* **What to work on**
Take the data that sits below and write it out again exactly.
[Start of Attachment]
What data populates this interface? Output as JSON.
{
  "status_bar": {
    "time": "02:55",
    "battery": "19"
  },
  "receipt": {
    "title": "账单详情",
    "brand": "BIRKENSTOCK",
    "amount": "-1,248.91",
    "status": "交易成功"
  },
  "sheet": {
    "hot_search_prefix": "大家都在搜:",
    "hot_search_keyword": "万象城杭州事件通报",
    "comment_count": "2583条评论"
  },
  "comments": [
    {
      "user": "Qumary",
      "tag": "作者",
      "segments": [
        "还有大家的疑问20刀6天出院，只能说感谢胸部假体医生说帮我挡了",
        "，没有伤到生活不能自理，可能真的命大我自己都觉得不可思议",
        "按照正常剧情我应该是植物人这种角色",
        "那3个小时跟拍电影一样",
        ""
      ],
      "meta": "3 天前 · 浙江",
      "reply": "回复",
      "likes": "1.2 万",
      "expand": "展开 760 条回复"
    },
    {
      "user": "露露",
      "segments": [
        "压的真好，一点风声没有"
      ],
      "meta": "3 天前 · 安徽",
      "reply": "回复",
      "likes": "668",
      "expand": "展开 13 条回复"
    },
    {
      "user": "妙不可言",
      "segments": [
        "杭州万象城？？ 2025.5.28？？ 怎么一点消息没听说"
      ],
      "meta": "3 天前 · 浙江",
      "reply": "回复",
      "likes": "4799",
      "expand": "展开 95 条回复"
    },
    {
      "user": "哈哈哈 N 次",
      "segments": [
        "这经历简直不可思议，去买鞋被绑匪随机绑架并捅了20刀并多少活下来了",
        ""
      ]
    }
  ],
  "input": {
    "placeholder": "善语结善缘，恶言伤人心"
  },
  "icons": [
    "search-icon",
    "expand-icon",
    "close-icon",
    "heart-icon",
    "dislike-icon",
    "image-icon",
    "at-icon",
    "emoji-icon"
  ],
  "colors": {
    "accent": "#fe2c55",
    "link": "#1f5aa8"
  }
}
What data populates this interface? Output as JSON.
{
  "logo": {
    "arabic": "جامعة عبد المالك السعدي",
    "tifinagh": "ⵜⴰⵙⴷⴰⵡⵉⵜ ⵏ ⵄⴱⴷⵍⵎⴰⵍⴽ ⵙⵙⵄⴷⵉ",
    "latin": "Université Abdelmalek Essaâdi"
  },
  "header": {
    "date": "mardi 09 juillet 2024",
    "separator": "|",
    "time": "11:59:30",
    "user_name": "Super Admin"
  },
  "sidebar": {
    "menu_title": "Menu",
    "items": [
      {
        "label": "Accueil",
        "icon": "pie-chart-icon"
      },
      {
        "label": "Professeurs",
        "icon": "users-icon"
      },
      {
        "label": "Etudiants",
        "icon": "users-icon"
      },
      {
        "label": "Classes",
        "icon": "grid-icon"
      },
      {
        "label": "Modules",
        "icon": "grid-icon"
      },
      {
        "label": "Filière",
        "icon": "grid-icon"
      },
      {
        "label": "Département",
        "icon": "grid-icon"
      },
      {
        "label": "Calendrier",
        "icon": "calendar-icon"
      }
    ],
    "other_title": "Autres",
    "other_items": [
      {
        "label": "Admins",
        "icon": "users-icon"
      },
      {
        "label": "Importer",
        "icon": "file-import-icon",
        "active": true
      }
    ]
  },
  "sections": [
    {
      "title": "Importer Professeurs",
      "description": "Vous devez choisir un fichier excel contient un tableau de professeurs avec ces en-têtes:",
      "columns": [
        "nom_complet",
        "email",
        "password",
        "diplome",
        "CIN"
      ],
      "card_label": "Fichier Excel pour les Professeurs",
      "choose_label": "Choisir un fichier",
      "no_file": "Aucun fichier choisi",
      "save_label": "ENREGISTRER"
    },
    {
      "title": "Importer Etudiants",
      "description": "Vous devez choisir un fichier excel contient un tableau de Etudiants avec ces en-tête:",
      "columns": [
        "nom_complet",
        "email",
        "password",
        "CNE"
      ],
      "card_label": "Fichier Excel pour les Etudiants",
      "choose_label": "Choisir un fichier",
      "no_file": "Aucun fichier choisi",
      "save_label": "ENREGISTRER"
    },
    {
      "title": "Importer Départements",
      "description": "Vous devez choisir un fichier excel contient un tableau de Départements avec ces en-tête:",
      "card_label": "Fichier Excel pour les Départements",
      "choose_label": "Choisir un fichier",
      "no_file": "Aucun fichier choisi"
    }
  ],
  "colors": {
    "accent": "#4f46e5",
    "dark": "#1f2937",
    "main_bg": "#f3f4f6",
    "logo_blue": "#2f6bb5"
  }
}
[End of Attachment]
* **Exercise response**
What data populates this interface? Output as JSON.
{
  "status_bar": {
    "time": "02:55",
    "battery": "19"
  },
  "receipt": {
    "title": "账单详情",
    "brand": "BIRKENSTOCK",
    "amount": "-1,248.91",
    "status": "交易成功"
  },
  "sheet": {
    "hot_search_prefix": "大家都在搜:",
    "hot_search_keyword": "万象城杭州事件通报",
    "comment_count": "2583条评论"
  },
  "comments": [
    {
      "user": "Qumary",
      "tag": "作者",
      "segments": [
        "还有大家的疑问20刀6天出院，只能说感谢胸部假体医生说帮我挡了",
        "，没有伤到生活不能自理，可能真的命大我自己都觉得不可思议",
        "按照正常剧情我应该是植物人这种角色",
        "那3个小时跟拍电影一样",
        ""
      ],
      "meta": "3 天前 · 浙江",
      "reply": "回复",
      "likes": "1.2 万",
      "expand": "展开 760 条回复"
    },
    {
      "user": "露露",
      "segments": [
        "压的真好，一点风声没有"
      ],
      "meta": "3 天前 · 安徽",
      "reply": "回复",
      "likes": "668",
      "expand": "展开 13 条回复"
    },
    {
      "user": "妙不可言",
      "segments": [
        "杭州万象城？？ 2025.5.28？？ 怎么一点消息没听说"
      ],
      "meta": "3 天前 · 浙江",
      "reply": "回复",
      "likes": "4799",
      "expand": "展开 95 条回复"
    },
    {
      "user": "哈哈哈 N 次",
      "segments": [
        "这经历简直不可思议，去买鞋被绑匪随机绑架并捅了20刀并多少活下来了",
        ""
      ]
    }
  ],
  "input": {
    "placeholder": "善语结善缘，恶言伤人心"
  },
  "icons": [
    "search-icon",
    "expand-icon",
    "close-icon",
    "heart-icon",
    "dislike-icon",
    "image-icon",
    "at-icon",
    "emoji-icon"
  ],
  "colors": {
    "accent": "#fe2c55",
    "link": "#1f5aa8"
  }
}
What data populates this interface? Output as JSON.
{
  "logo": {
    "arabic": "جامعة عبد المالك السعدي",
    "tifinagh": "ⵜⴰⵙⴷⴰⵡⵉⵜ ⵏ ⵄⴱⴷⵍⵎⴰⵍⴽ ⵙⵙⵄⴷⵉ",
    "latin": "Université Abdelmalek Essaâdi"
  },
  "header": {
    "date": "mardi 09 juillet 2024",
    "separator": "|",
    "time": "11:59:30",
    "user_name": "Super Admin"
  },
  "sidebar": {
    "menu_title": "Menu",
    "items": [
      {
        "label": "Accueil",
        "icon": "pie-chart-icon"
      },
      {
        "label": "Professeurs",
        "icon": "users-icon"
      },
      {
        "label": "Etudiants",
        "icon": "users-icon"
      },
      {
        "label": "Classes",
        "icon": "grid-icon"
      },
      {
        "label": "Modules",
        "icon": "grid-icon"
      },
      {
        "label": "Filière",
        "icon": "grid-icon"
      },
      {
        "label": "Département",
        "icon": "grid-icon"
      },
      {
        "label": "Calendrier",
        "icon": "calendar-icon"
      }
    ],
    "other_title": "Autres",
    "other_items": [
      {
        "label": "Admins",
        "icon": "users-icon"
      },
      {
        "label": "Importer",
        "icon": "file-import-icon",
        "active": true
      }
    ]
  },
  "sections": [
    {
      "title": "Importer Professeurs",
      "description": "Vous devez choisir un fichier excel contient un tableau de professeurs avec ces en-têtes:",
      "columns": [
        "nom_complet",
        "email",
        "password",
        "diplome",
        "CIN"
      ],
      "card_label": "Fichier Excel pour les Professeurs",
      "choose_label": "Choisir un fichier",
      "no_file": "Aucun fichier choisi",
      "save_label": "ENREGISTRER"
    },
    {
      "title": "Importer Etudiants",
      "description": "Vous devez choisir un fichier excel contient un tableau de Etudiants avec ces en-tête:",
      "columns": [
        "nom_complet",
        "email",
        "password",
        "CNE"
      ],
      "card_label": "Fichier Excel pour les Etudiants",
      "choose_label": "Choisir un fichier",
      "no_file": "Aucun fichier choisi",
      "save_label": "ENREGISTRER"
    },
    {
      "title": "Importer Départements",
      "description": "Vous devez choisir un fichier excel contient un tableau de Départements avec ces en-tête:",
      "card_label": "Fichier Excel pour les Départements",
      "choose_label": "Choisir un fichier",
      "no_file": "Aucun fichier choisi"
    }
  ],
  "colors": {
    "accent": "#4f46e5",
    "dark": "#1f2937",
    "main_bg": "#f3f4f6",
    "logo_blue": "#2f6bb5"
  }
}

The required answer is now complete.